Activity: Scan the records below, and wherever a line has the word "kind", pull it out.

Excerpts from an interface dataset:
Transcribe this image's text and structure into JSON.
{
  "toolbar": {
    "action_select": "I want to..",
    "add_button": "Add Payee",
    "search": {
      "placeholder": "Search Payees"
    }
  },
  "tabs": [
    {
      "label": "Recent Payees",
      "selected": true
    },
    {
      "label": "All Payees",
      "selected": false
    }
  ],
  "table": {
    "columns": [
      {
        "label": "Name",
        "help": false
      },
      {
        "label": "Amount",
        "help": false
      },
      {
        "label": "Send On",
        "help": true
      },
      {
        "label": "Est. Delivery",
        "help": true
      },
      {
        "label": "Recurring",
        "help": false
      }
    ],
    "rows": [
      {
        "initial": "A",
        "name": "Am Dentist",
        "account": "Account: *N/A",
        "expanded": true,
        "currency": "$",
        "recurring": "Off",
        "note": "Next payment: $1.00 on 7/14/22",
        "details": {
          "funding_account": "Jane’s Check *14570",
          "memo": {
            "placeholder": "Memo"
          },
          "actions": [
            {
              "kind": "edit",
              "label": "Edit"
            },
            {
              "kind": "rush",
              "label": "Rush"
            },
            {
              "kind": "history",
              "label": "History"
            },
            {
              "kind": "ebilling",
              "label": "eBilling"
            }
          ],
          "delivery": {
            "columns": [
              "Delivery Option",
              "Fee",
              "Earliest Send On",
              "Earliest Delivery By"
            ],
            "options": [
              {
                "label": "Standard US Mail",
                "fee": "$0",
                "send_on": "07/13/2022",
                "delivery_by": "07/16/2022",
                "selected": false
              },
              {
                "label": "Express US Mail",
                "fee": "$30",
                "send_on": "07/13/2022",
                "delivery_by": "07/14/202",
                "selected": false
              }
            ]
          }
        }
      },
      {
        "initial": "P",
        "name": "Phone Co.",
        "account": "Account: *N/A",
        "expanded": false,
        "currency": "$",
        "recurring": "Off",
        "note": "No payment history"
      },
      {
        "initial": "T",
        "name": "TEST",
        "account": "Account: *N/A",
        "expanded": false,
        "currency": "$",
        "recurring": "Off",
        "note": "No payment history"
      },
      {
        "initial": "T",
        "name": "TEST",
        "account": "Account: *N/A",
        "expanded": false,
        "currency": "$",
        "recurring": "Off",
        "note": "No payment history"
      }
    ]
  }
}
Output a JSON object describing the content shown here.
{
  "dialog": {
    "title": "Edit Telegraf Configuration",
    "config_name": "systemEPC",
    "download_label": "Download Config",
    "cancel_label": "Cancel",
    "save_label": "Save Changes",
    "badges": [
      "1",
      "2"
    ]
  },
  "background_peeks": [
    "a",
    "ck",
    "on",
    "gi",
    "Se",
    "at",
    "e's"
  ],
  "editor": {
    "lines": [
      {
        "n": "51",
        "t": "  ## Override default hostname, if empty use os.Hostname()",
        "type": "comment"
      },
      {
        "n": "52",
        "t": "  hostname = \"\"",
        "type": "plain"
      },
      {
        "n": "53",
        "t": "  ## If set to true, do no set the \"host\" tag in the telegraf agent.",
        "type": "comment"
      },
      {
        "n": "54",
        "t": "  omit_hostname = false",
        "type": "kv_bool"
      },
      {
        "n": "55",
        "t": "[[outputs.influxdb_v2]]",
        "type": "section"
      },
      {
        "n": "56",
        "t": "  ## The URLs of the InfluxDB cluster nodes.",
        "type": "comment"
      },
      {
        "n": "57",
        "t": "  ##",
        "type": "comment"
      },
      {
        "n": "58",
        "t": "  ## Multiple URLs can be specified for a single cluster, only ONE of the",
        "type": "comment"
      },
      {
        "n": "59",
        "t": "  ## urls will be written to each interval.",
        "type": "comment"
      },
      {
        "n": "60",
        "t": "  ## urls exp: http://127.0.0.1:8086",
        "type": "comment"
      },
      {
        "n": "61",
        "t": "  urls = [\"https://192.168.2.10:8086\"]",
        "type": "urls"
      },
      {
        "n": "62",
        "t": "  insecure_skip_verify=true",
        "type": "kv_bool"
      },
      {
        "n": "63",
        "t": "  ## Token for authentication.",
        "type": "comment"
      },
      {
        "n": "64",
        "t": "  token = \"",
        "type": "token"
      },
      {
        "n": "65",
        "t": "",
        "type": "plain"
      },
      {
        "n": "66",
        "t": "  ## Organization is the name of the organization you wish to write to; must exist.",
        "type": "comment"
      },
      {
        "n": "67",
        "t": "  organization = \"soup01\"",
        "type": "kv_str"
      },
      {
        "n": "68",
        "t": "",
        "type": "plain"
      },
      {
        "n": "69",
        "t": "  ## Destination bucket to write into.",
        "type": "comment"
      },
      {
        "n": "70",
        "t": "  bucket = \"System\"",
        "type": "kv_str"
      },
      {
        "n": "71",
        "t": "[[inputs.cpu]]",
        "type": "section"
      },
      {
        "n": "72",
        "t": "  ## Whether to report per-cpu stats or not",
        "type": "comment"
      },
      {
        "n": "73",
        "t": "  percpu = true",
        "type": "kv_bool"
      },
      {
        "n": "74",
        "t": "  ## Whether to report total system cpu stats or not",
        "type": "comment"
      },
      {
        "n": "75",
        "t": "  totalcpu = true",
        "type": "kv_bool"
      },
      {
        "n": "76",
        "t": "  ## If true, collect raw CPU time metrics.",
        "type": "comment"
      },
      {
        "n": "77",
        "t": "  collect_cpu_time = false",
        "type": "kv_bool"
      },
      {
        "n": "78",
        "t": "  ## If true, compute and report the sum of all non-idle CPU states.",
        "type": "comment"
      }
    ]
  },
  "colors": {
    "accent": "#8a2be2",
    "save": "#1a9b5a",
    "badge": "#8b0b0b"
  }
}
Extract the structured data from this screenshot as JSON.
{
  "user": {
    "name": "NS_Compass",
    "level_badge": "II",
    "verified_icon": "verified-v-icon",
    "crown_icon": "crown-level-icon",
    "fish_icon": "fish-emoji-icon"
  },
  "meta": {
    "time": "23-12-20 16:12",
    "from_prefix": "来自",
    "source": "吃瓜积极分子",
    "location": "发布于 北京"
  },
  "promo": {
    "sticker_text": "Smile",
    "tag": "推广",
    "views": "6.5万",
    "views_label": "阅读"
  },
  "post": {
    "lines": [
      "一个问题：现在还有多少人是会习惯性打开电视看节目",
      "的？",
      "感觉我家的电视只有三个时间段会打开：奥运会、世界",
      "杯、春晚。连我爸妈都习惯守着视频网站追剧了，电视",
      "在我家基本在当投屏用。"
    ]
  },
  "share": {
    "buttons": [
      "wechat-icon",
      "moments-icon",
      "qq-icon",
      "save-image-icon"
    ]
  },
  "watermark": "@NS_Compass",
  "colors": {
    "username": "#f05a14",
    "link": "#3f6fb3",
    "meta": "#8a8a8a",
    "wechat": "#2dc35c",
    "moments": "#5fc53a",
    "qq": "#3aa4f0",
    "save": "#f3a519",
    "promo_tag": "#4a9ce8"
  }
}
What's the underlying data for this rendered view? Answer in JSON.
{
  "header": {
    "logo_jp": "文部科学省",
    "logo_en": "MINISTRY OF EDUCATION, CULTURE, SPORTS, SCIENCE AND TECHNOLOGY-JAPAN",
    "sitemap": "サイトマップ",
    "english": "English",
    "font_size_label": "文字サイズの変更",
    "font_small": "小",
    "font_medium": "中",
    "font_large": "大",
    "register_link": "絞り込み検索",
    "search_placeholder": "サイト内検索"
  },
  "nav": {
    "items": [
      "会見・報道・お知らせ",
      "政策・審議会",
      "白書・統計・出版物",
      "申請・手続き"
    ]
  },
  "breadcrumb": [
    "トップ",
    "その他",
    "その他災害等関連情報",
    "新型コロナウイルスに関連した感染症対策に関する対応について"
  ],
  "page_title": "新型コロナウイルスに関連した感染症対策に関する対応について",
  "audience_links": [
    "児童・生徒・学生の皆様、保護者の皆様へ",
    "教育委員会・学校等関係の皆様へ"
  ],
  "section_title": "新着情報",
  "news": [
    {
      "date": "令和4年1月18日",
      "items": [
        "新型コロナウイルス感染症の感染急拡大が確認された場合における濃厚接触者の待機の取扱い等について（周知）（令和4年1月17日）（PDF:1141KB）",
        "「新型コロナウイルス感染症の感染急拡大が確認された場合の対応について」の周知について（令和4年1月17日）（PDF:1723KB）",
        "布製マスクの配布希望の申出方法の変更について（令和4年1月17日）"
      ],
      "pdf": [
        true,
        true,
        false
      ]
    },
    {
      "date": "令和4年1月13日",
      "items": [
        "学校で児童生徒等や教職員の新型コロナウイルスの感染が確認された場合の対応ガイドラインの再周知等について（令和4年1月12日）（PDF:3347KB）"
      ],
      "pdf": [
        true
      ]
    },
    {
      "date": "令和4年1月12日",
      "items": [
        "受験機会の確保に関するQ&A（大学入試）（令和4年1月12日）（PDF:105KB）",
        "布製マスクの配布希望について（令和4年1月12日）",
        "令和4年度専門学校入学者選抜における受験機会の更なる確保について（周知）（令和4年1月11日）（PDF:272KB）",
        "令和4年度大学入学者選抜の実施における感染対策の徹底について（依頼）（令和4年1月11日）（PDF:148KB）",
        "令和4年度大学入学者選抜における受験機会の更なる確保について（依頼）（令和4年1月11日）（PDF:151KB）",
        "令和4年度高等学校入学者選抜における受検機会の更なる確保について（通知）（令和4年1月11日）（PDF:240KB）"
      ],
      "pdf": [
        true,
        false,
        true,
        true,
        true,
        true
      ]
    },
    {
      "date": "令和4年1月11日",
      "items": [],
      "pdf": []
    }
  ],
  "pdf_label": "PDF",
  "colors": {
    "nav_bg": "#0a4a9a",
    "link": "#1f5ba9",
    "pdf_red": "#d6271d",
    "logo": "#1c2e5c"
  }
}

Solution:
              "kind": "edit",
              "kind": "rush",
              "kind": "history",
              "kind": "ebilling",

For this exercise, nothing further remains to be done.